Artist and inventor Charles-Émile Reynaud created the Praxinoscope and later in 1888 the Théâtre Optique, which presented hand-drawn moving pictures using perforated film. This item from Magic: Stage Illusions and Scientific Diversions, Including Trick Photography, edited by Albert Allis Hopkins, describes the Théâtre Optique. After movies came to dominate the world of entertainment, Reynaud, in despair, threw most of his equipment and movies into the Seine.
REYNAUD'S OPTICAL THEATER.
Up to the time of the invention of this theater, the apparatus that produced the synthesis of the successive phases of an action were limited to reproduction upon a very small scale, which can only be enjoyed by a limited group. The object of the optical theater was to provide an apparatus for the reproduction of a series of actions upon a considerable scale. The continuity of the image obtained by the praxiuoscope, invented in 1877 by M. Reynaud, had not up to this time been realized by any projecting apparatus. The effect is produced by using a crystalloid band upon which the images are painted as represented at A in our engraving. The operator can revolve it in one direction or the other by means of two reels.
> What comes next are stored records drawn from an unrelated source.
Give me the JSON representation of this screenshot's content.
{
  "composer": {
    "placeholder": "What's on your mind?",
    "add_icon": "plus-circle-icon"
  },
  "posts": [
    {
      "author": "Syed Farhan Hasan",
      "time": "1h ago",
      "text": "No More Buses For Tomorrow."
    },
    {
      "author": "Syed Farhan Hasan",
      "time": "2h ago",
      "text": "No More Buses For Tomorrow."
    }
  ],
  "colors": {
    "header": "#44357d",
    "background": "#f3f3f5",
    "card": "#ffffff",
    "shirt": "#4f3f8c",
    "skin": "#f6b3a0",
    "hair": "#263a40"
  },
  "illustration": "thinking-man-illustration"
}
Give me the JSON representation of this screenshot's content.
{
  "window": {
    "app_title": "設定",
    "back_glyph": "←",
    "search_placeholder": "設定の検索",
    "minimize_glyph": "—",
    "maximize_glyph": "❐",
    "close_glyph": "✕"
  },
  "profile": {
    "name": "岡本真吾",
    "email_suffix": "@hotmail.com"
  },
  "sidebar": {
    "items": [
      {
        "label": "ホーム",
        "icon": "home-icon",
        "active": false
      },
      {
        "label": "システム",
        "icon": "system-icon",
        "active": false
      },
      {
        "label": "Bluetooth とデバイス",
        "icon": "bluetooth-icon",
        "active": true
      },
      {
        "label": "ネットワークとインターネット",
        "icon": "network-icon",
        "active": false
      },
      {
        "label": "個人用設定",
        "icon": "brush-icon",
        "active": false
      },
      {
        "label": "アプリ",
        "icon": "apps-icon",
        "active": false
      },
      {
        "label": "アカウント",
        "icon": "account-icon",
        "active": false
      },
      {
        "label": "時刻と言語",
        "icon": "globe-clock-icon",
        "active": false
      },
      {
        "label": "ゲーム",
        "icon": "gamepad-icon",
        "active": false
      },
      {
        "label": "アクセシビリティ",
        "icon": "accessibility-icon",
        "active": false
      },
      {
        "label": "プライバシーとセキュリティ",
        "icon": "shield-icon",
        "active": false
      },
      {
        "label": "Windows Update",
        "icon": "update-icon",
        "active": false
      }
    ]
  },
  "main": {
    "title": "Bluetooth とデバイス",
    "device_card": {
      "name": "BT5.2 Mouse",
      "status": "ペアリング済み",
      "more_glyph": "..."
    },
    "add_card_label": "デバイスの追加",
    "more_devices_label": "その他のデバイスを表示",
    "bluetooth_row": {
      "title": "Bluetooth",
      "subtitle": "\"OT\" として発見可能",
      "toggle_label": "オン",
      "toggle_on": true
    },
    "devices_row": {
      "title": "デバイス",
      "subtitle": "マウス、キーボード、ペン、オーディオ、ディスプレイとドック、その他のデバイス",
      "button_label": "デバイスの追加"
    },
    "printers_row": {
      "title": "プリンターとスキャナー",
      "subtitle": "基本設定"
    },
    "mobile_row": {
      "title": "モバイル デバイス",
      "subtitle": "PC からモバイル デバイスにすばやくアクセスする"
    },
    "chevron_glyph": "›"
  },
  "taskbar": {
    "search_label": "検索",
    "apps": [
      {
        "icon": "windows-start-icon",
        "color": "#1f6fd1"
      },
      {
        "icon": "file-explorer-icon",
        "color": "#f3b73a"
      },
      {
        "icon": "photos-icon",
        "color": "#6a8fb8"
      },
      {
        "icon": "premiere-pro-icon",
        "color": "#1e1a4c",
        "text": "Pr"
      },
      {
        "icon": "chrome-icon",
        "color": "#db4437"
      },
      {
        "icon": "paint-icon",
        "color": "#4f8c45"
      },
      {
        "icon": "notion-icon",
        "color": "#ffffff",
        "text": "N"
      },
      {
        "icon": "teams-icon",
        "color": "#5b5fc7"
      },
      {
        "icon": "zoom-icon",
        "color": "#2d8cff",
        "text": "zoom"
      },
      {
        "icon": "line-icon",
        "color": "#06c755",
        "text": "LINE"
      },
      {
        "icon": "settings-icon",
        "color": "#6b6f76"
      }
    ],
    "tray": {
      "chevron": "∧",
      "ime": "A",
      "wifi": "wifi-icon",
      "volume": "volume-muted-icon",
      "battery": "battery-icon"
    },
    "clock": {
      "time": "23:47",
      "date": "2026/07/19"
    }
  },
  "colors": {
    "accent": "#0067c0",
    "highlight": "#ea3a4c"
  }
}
The images pass before the lantern, B, and are projected by the aid of the objective, C, upon an inclined mirror, M, which projects them upon the transparent screen, E. Another projection lantern, B, causes the appearance on the screen of the scene, amid which appear the characters, which change their posture according as the painted band, A, is revolved by the operator.